The site works this way-
- ServiceLive gathers, prescreens and approves a roster of service providers
- The homeowner creates an account, deposits money in it adequate to cover the cost of a project
- The homeowner then posts the project and the price he is willing to pay; the service providers bid on it. Low bid wins
Who screens the service providers? How often? Against what standards? How are disputes resolved? Sears states that it vetts the providers with criminal, civil and vehicle background checks, as well as user satisfaction comments.
Do I trust Sears to hold my money in escrow until the job is done? Are they paying interest on my dollars? The amount is charged to my credit card at the time I post the project, so I'm paying interest on it right away. Sears has the use of that money until I decide to release it at the completion of the project.Sears also charges me a $10 fee to post a job.
What about change orders? What about disputes? The company states it MAY provide LIMITED dispute resolution assistance to parties who agree upon it. If they don't? Look out, small claims court.
For such a program to work, there needs to be an adequate supply of providers to establish competition, a broker that both homeowners and providers trust, and enough customers to make it worth the provider's while.
Sears claims to have 20,000 providers on its roster. Time will tell if homeowners respond enough to make it a viable proposition.

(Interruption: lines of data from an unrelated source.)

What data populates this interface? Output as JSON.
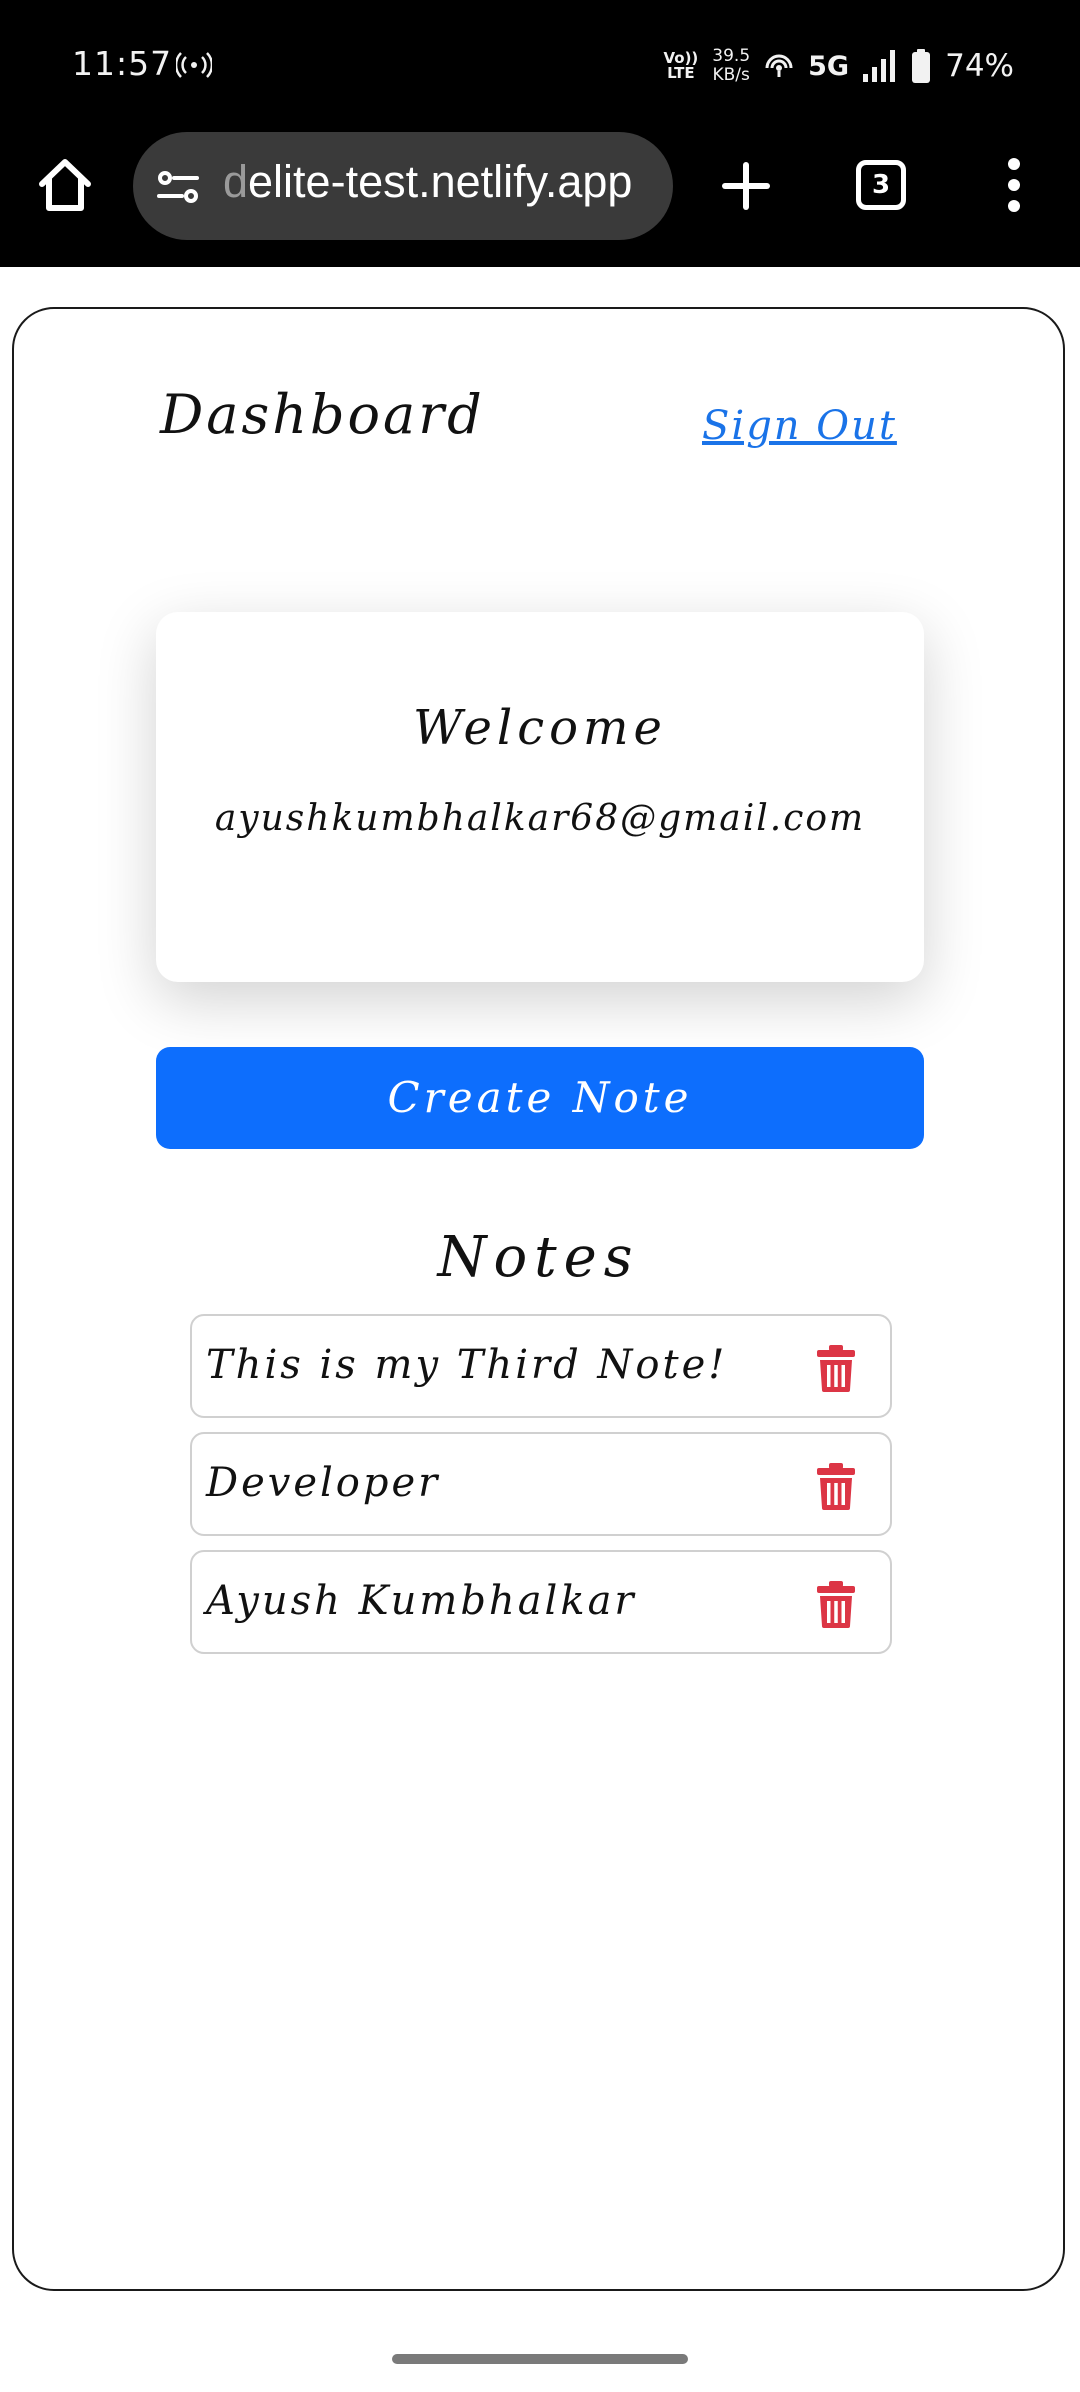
{
  "status_bar": {
    "time": "11:57",
    "volte_line1": "Vo))",
    "volte_line2": "LTE",
    "speed_value": "39.5",
    "speed_unit": "KB/s",
    "network": "5G",
    "battery": "74%",
    "icons": [
      "hotspot-icon",
      "wifi-calling-icon",
      "signal-icon",
      "battery-icon"
    ]
  },
  "browser": {
    "url_prefix": "d",
    "url_rest": "elite-test.netlify.app",
    "tab_count": "3",
    "icons": [
      "home-icon",
      "site-settings-icon",
      "plus-icon",
      "menu-dots-icon"
    ]
  },
  "page": {
    "title": "Dashboard",
    "sign_out": "Sign Out",
    "welcome": "Welcome",
    "email": "ayushkumbhalkar68@gmail.com",
    "create_note": "Create Note",
    "notes_heading": "Notes",
    "notes": [
      {
        "text": "This is my Third Note!"
      },
      {
        "text": "Developer"
      },
      {
        "text": "Ayush Kumbhalkar"
      }
    ]
  },
  "colors": {
    "primary": "#0d6efd",
    "link": "#1a73e8",
    "delete": "#dc3545",
    "browser_bg": "#000000"
  }
}
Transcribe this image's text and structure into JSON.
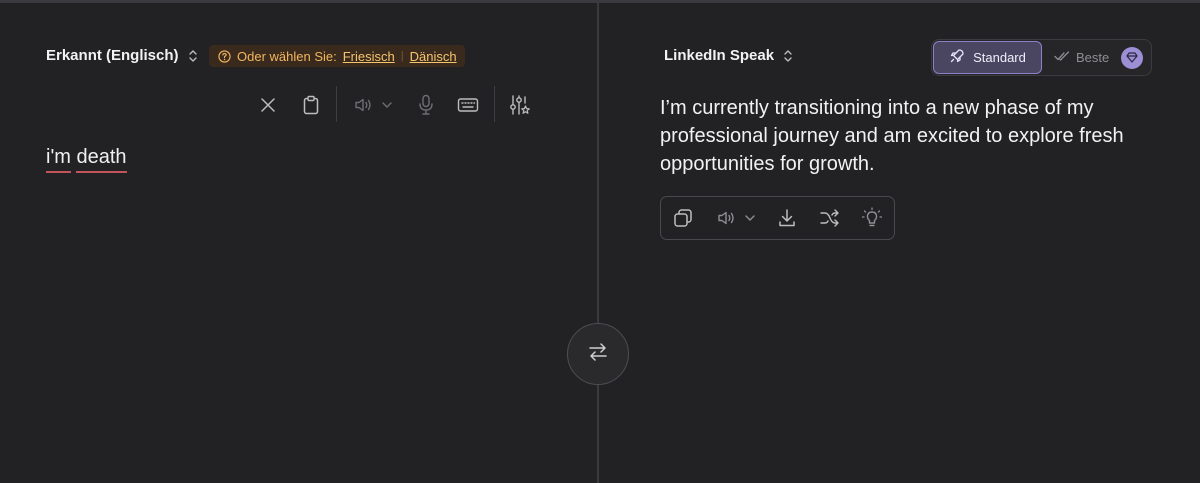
{
  "source": {
    "language_label": "Erkannt (Englisch)",
    "suggestion": {
      "prefix": "Oder wählen Sie:",
      "options": [
        "Friesisch",
        "Dänisch"
      ]
    },
    "text_words": [
      "i'm",
      "death"
    ]
  },
  "target": {
    "language_label": "LinkedIn Speak",
    "modes": {
      "standard_label": "Standard",
      "best_label": "Beste"
    },
    "text": "I’m currently transitioning into a new phase of my professional journey and am excited to explore fresh opportunities for growth."
  },
  "icons": {
    "source_toolbar": [
      "close-icon",
      "clipboard-icon",
      "speaker-icon",
      "chevron-down-icon",
      "microphone-icon",
      "keyboard-icon",
      "sliders-sparkle-icon"
    ],
    "target_actions": [
      "copy-icon",
      "speaker-icon",
      "chevron-down-icon",
      "download-icon",
      "shuffle-icon",
      "lightbulb-icon"
    ],
    "swap": "swap-arrows-icon"
  },
  "colors": {
    "background": "#222124",
    "accent": "#8d80c8",
    "suggestion_text": "#f2b65c",
    "spellcheck_underline": "#c4545c"
  }
}
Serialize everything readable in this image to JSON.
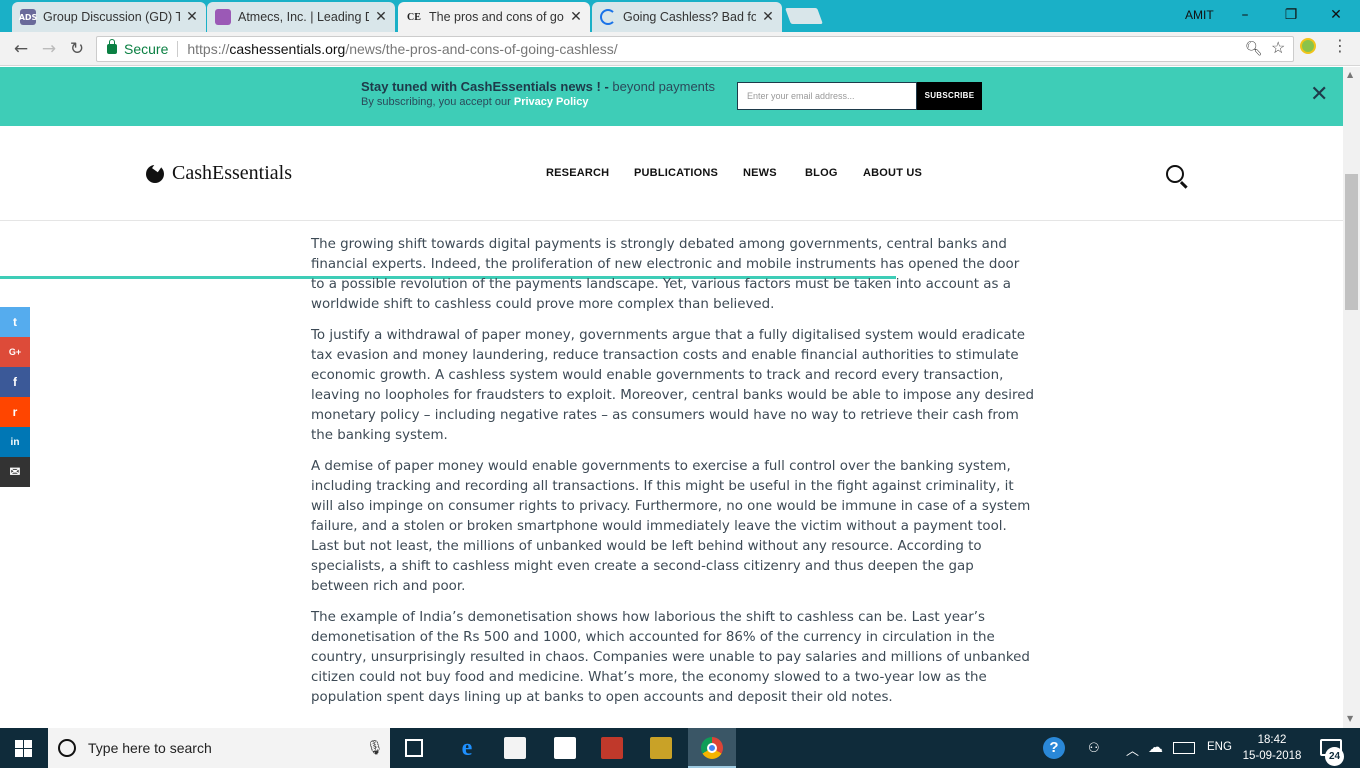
{
  "browser": {
    "tabs": [
      {
        "title": "Group Discussion (GD) To",
        "favicon": "ads-favicon",
        "color": "#6a6a9a"
      },
      {
        "title": "Atmecs, Inc. | Leading Dig",
        "favicon": "atmecs-favicon",
        "color": "#9b59b6"
      },
      {
        "title": "The pros and cons of goi",
        "favicon": "ce-favicon",
        "favicon_text": "CE",
        "color": "#222222",
        "active": true
      },
      {
        "title": "Going Cashless? Bad for T",
        "favicon": "loading-icon",
        "color": "#1a73e8"
      }
    ],
    "user": "AMIT",
    "window_controls": {
      "minimize": "–",
      "restore": "❐",
      "close": "✕"
    },
    "nav": {
      "back": "←",
      "forward": "→",
      "reload": "↻"
    },
    "address": {
      "secure_label": "Secure",
      "url_scheme": "https://",
      "url_host": "cashessentials.org",
      "url_path": "/news/the-pros-and-cons-of-going-cashless/"
    }
  },
  "banner": {
    "title_bold": "Stay tuned with CashEssentials news ! -",
    "title_light": " beyond payments",
    "sub_text": "By subscribing, you accept our ",
    "sub_link": "Privacy Policy",
    "email_placeholder": "Enter your email address...",
    "subscribe_label": "SUBSCRIBE",
    "close": "✕",
    "accent": "#3ecdb7"
  },
  "site": {
    "logo_text": "CashEssentials",
    "nav": [
      "RESEARCH",
      "PUBLICATIONS",
      "NEWS",
      "BLOG",
      "ABOUT US"
    ],
    "read_progress": 0.667
  },
  "share": [
    {
      "name": "twitter",
      "glyph": "t",
      "color": "#55acee"
    },
    {
      "name": "google-plus",
      "glyph": "G+",
      "color": "#dd4b39"
    },
    {
      "name": "facebook",
      "glyph": "f",
      "color": "#3b5998"
    },
    {
      "name": "reddit",
      "glyph": "r",
      "color": "#ff4500"
    },
    {
      "name": "linkedin",
      "glyph": "in",
      "color": "#0077b5"
    },
    {
      "name": "email",
      "glyph": "✉",
      "color": "#333333"
    }
  ],
  "article": {
    "paragraphs": [
      "The growing shift towards digital payments is strongly debated among governments, central banks and financial experts. Indeed, the proliferation of new electronic and mobile instruments has opened the door to a possible revolution of the payments landscape. Yet, various factors must be taken into account as a worldwide shift to cashless could prove more complex than believed.",
      "To justify a withdrawal of paper money, governments argue that a fully digitalised system would eradicate tax evasion and money laundering, reduce transaction costs and enable financial authorities to stimulate economic growth. A cashless system would enable governments to track and record every transaction, leaving no loopholes for fraudsters to exploit. Moreover, central banks would be able to impose any desired monetary policy – including negative rates – as consumers would have no way to retrieve their cash from the banking system.",
      "A demise of paper money would enable governments to exercise a full control over the banking system, including tracking and recording all transactions. If this might be useful in the fight against criminality, it will also impinge on consumer rights to privacy. Furthermore, no one would be immune in case of a system failure, and a stolen or broken smartphone would immediately leave the victim without a payment tool. Last but not least, the millions of unbanked would be left behind without any resource. According to specialists, a shift to cashless might even create a second-class citizenry and thus deepen the gap between rich and poor.",
      "The example of India’s demonetisation shows how laborious the shift to cashless can be. Last year’s demonetisation of the Rs 500 and 1000, which accounted for 86% of the currency in circulation in the country, unsurprisingly resulted in chaos. Companies were unable to pay salaries and millions of unbanked citizen could not buy food and medicine. What’s more, the economy slowed to a two-year low as the population spent days lining up at banks to open accounts and deposit their old notes."
    ]
  },
  "taskbar": {
    "search_placeholder": "Type here to search",
    "language": "ENG",
    "time": "18:42",
    "date": "15-09-2018",
    "notifications": "24"
  }
}
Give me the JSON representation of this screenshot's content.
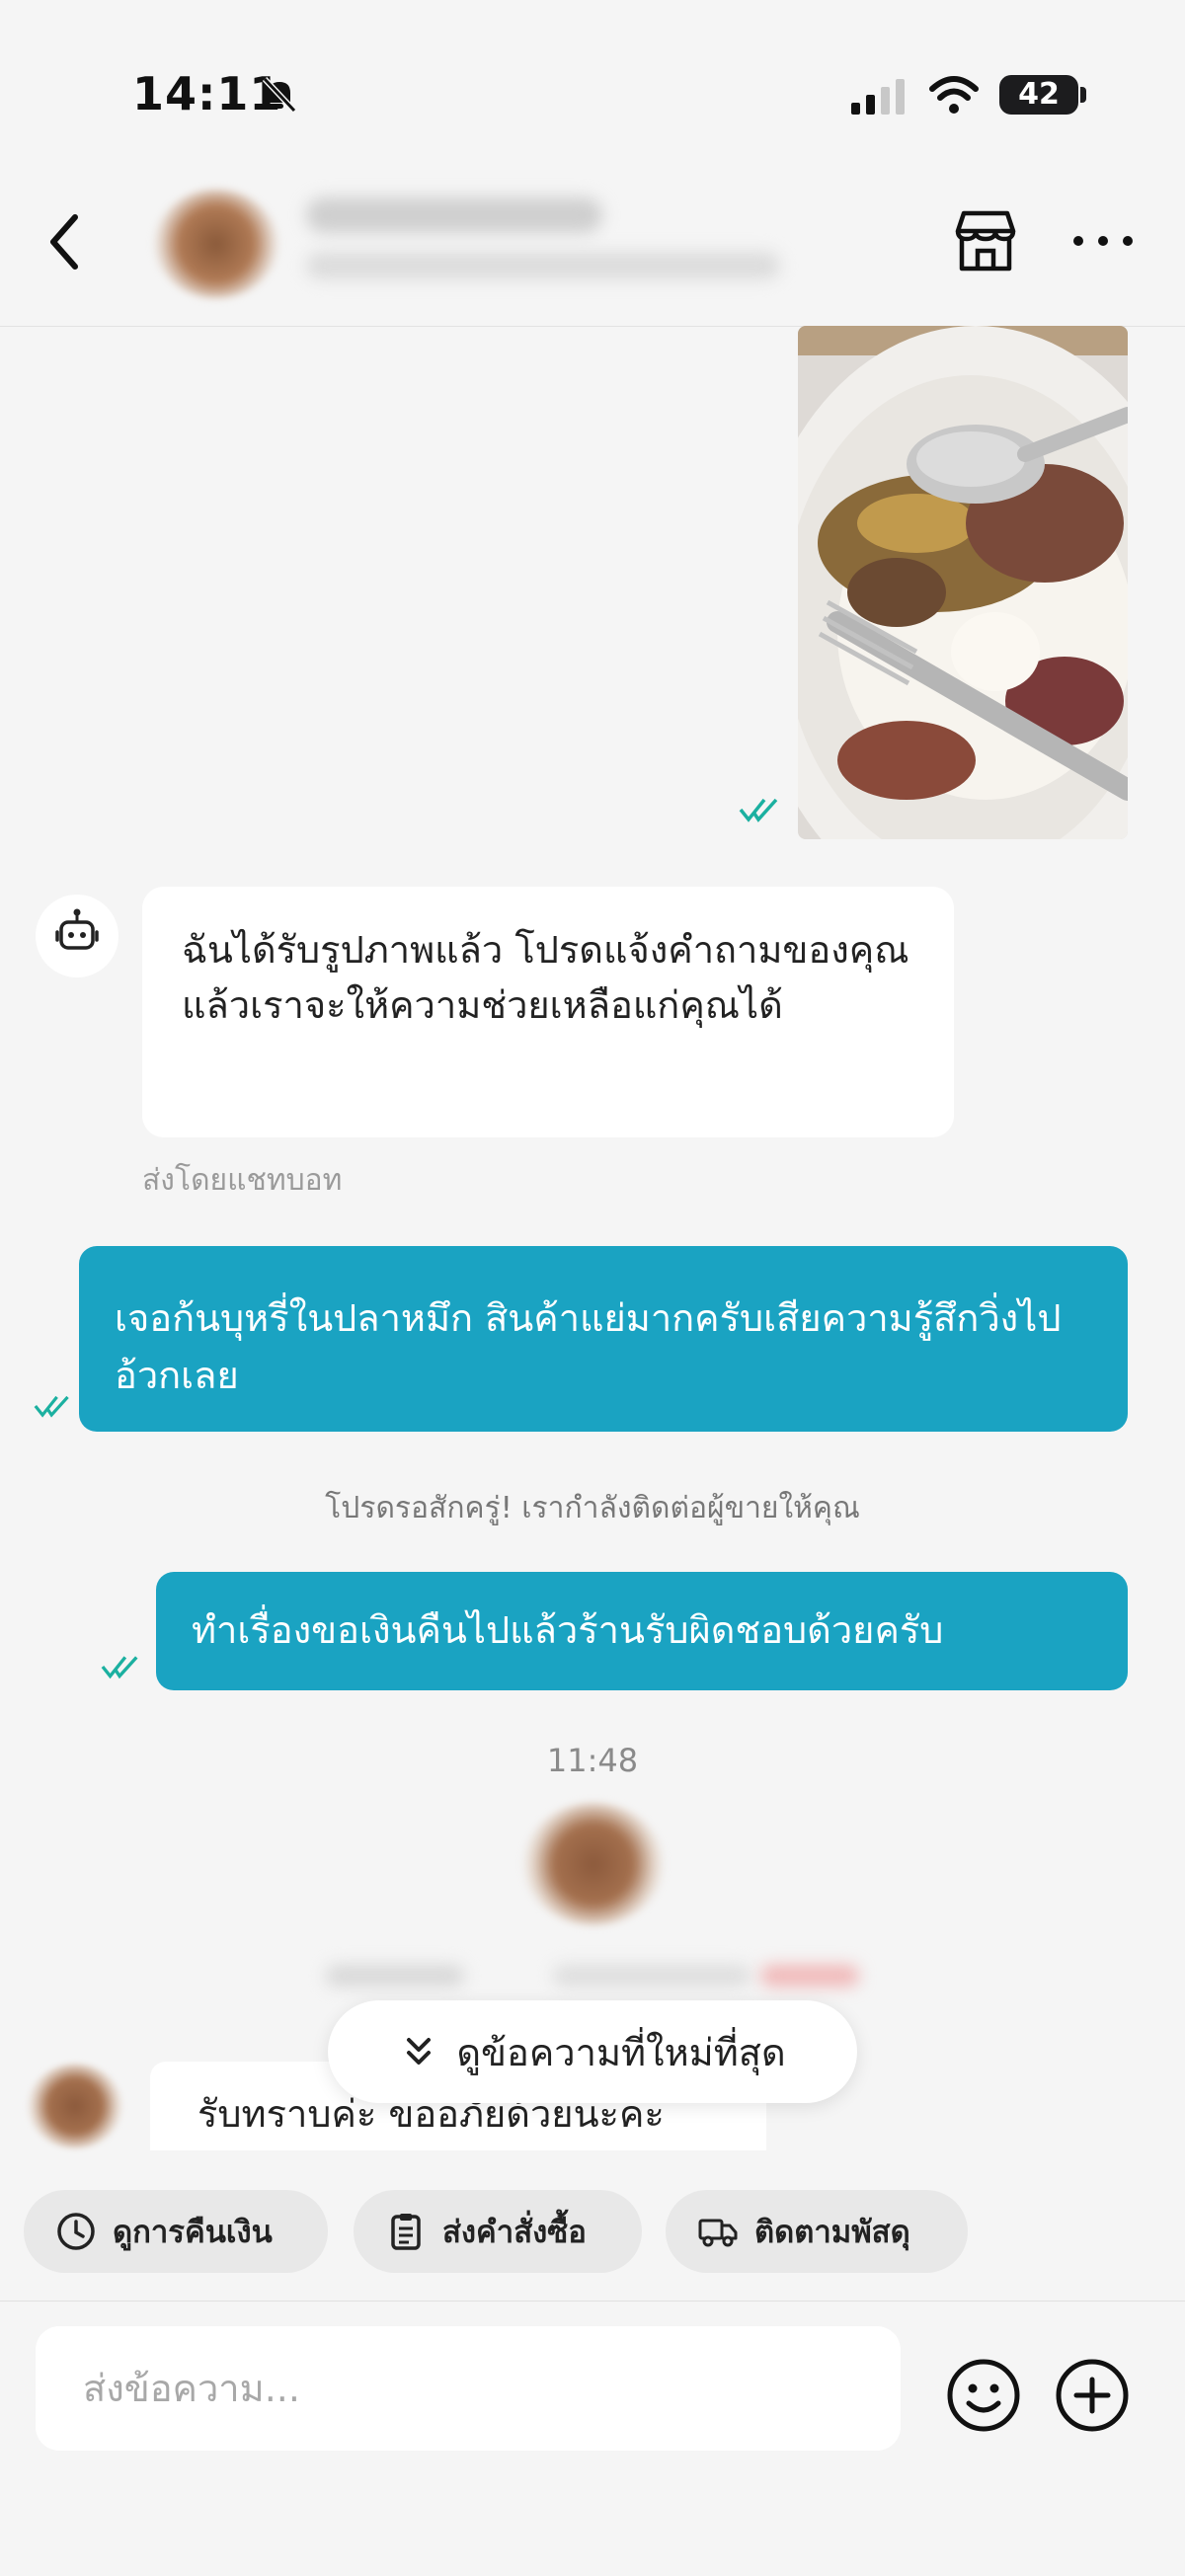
{
  "status_bar": {
    "time": "14:11",
    "battery": "42"
  },
  "header": {
    "back_icon": "chevron-left-icon",
    "store_icon": "store-icon",
    "more_icon": "more-horizontal-icon"
  },
  "messages": {
    "bot_message": "ฉันได้รับรูปภาพแล้ว โปรดแจ้งคำถามของคุณ แล้วเราจะให้ความช่วยเหลือแก่คุณได้",
    "bot_sender": "ส่งโดยแชทบอท",
    "sent_1": "เจอก้นบุหรี่ในปลาหมึก สินค้าแย่มากครับเสียความรู้สึกวิ่งไปอ้วกเลย",
    "system_note": "โปรดรอสักครู่! เรากำลังติดต่อผู้ขายให้คุณ",
    "sent_2": "ทำเรื่องขอเงินคืนไปแล้วร้านรับผิดชอบด้วยครับ",
    "timestamp": "11:48",
    "seller_reply": "รับทราบค่ะ ขออภัยด้วยนะคะ"
  },
  "new_messages_button": "ดูข้อความที่ใหม่ที่สุด",
  "quick_actions": [
    {
      "label": "ดูการคืนเงิน",
      "icon": "clock-icon"
    },
    {
      "label": "ส่งคำสั่งซื้อ",
      "icon": "clipboard-icon"
    },
    {
      "label": "ติดตามพัสดุ",
      "icon": "truck-icon"
    }
  ],
  "input": {
    "placeholder": "ส่งข้อความ..."
  },
  "colors": {
    "sent_bubble": "#1aa3c2",
    "read_tick": "#1bb0a0",
    "background": "#f5f5f5"
  }
}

Note- a representative of ServiceLive has responded to my concerns. See the comments below for this reply.